Catching Up with Detroit Performs Artist Sydney G. James

Catching Up with Detroit Performs Artist Sydney G. James
December 18, 2017 Sarah Zientarski

Detroit Performs: How was your experience being featured on Detroit Performs?

Sydney G. James: My experience being featured on Detroit Performs was surreal. I’ve received great feedback from friends, family and strangers! I also have gotten commissioned work from companies that saw my interview. 

DP: What has been your focus in art since being featured on Detroit Performs?

SGJ: My focus since the interview has been to make my messages even stronger regarding the state of women (specifically black) in this country. My goal is to tell stories of our truths in my work. I want to provoke thought, conversation, and eventually positive change.

DP: Have you found new inspiration for your art since the election? How?

SGJ: This is interesting because through Inner State Gallery, I was chosen along with two other artists, ABCNT and Denial, to paint live on set at MTV studios during the election in Times Square. They chose us because we have “social issue” driven work. MTV recreated the Oval Office for us artists to “vandalize” in our way. We witnessed live in color the polls, the blues and the reds. This time is crucially inspiring simply because I realize more than ever that the state of our lives is up to us. We have to take action in our way to make the necessary improvements that we seek. 

DP: What have you done for Detroit Public Schools since being featured on Detroit Performs?

SGJ: Since being featured, I was commissioned to paint a mural inside of Pershing High School. The space wasn’t a traditional wall so I randomly selected students who happened to be walking in the hall during my meeting about the project and they are who I showcased throughout the space. It was cool because they took ownership and pride over the work as well.

DP: Why is it important for you to create a mural in a Detroit Public School?

SGJ: It was important to take on the task at that school specifically because it is my neighborhood high school. While I attended Cass Technical High School, many of my family members including my father and most of my older sisters attended and graduated from Pershing.

DP: How have the students responded to your mural? How do you also try to mentor the students?

SGJ: Because I painted actual students, they responded greatly. They were proud, flabbergasted, excited, nervous and exhilarated to see themselves or their peers that large in an art form that they didn’t even get to partake in because of budget cuts and lack of resources. I mentor in a non-traditional way. I am the mentor that doesn’t actively seek mentees.
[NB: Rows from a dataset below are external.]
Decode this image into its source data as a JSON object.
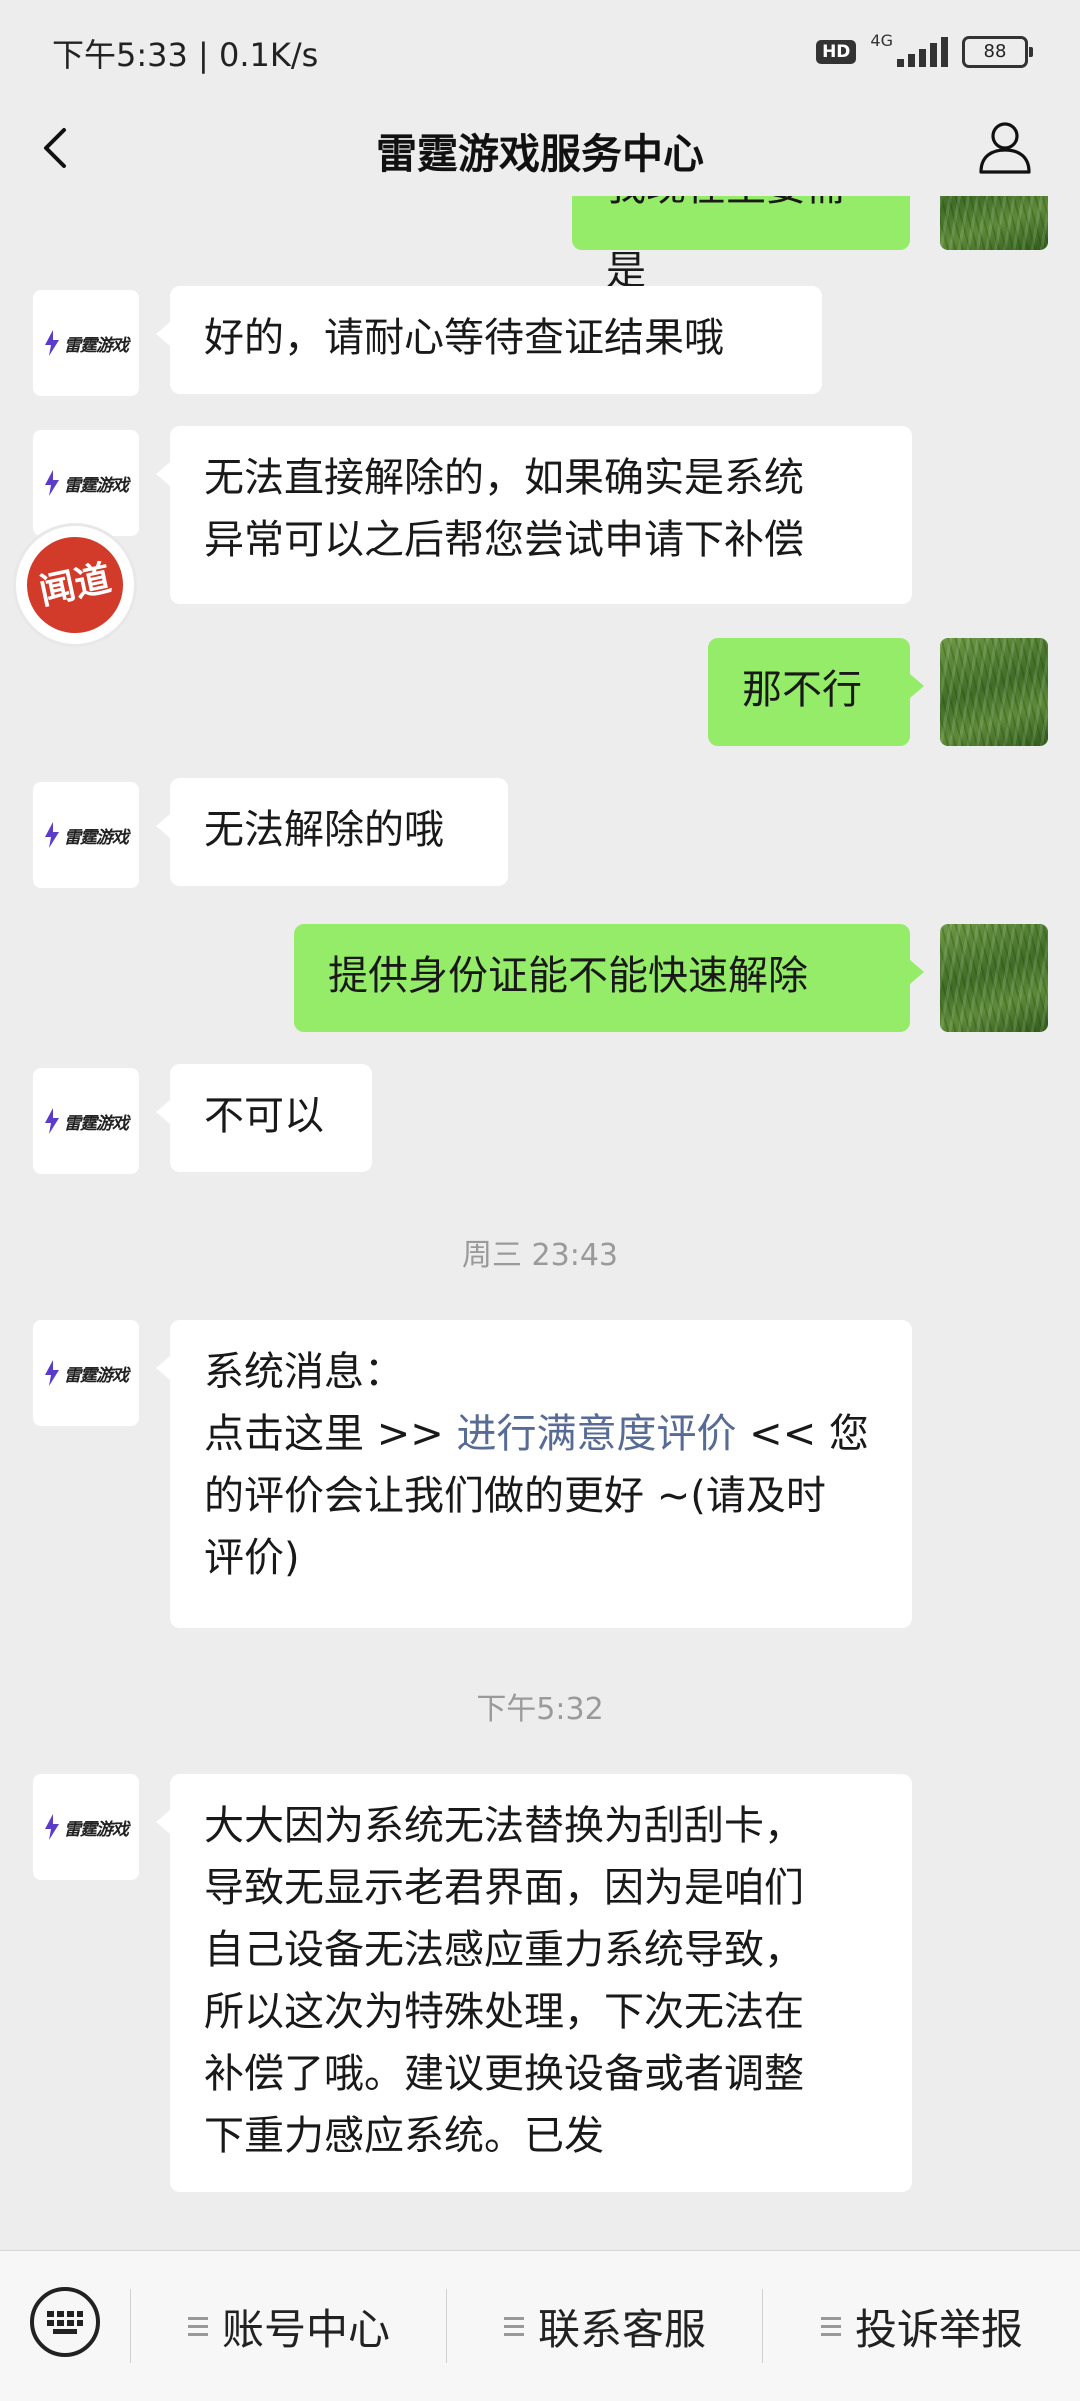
{
  "status_bar": {
    "time_speed": "下午5:33 | 0.1K/s",
    "hd": "HD",
    "network": "4G",
    "battery": "88"
  },
  "nav": {
    "title": "雷霆游戏服务中心"
  },
  "brand": {
    "avatar_text": "雷霆游戏"
  },
  "seal": {
    "text": "闻道"
  },
  "messages": {
    "m0": "我现在主要需是",
    "m1": "好的，请耐心等待查证结果哦",
    "m2_line1": "无法直接解除的，如果确实是系统",
    "m2_line2": "异常可以之后帮您尝试申请下补偿",
    "m3": "那不行",
    "m4": "无法解除的哦",
    "m5": "提供身份证能不能快速解除",
    "m6": "不可以",
    "time1": "周三 23:43",
    "m7_line1": "系统消息：",
    "m7_pre": "点击这里 >> ",
    "m7_link": "进行满意度评价",
    "m7_post": " << 您",
    "m7_line3": "的评价会让我们做的更好 ~(请及时",
    "m7_line4": "评价)",
    "time2": "下午5:32",
    "m8_line1": "大大因为系统无法替换为刮刮卡，",
    "m8_line2": "导致无显示老君界面，因为是咱们",
    "m8_line3": "自己设备无法感应重力系统导致，",
    "m8_line4": "所以这次为特殊处理，下次无法在",
    "m8_line5": "补偿了哦。建议更换设备或者调整",
    "m8_line6": "下重力感应系统。已发"
  },
  "bottom_menu": {
    "item1": "账号中心",
    "item2": "联系客服",
    "item3": "投诉举报"
  }
}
I do welcome those who seek out my guidance.

DP: How do you use technology to create your artwork?

SGJ: I’ve actually been using technology to create artwork since my studies at College for Creative Studies (CCS). I received my BFA from CCS specializing in Illustration in 2001. I’ve been an Adobe junkie since they only had one layer. 

DP: What can you get out of using technology to create art that you can’t out of a pencil and paper?

SGJ: The only thing that I personally get out of using technology instead of pencil and paper is the ability to skip 2-3 steps. Earlier this year, I acquired an IPad Pro and Apple Pencil. It’s pure MAGIC. It behaves just like a sketchbook, pen or pencil scenario. The beauty is I don’t have to be restricted to any size that will fit on a scanner, I no longer have to scan, manipulate, or color correct images. I get it done in one swoop! It’s AMAZING!

DP: What are some other projects you have been working on and what is their message?

SGJ: The larger projects I completed this year were Illustrating two billboards that were used as the screensaver for the “Detroit” film that debuted this year, a politically driven mural painted in Inkster (the client GreenPath Financial Solutions found me on Detroit Performs), and a collaboration mural with the New Zealand artist, Askew, for Murals in the Market that was commissioned by former Lion, DeAndre Levy and his wife Desiré Vincent-Levy for their foundation “Our Issue.” 

DP: Do you have any upcoming showings of your work? If so, when?

SGJ: I currently have work exhibited in PlayGround Detroit Gallery and Orchestra Hall. I’m also illustrating 12 historic Detroiters for BLAC Magazine’s 2018 Calendar which will be inserted into their January issue. I’m super excited about that because many people love my work but may not be able afford it at this time. So I think it will be a great Sydney G. James collection started. 

DP: Anything else you’d like to add.

SGJ: I am grateful and very proud of my Detroit Performs feature. I look forward to your new season.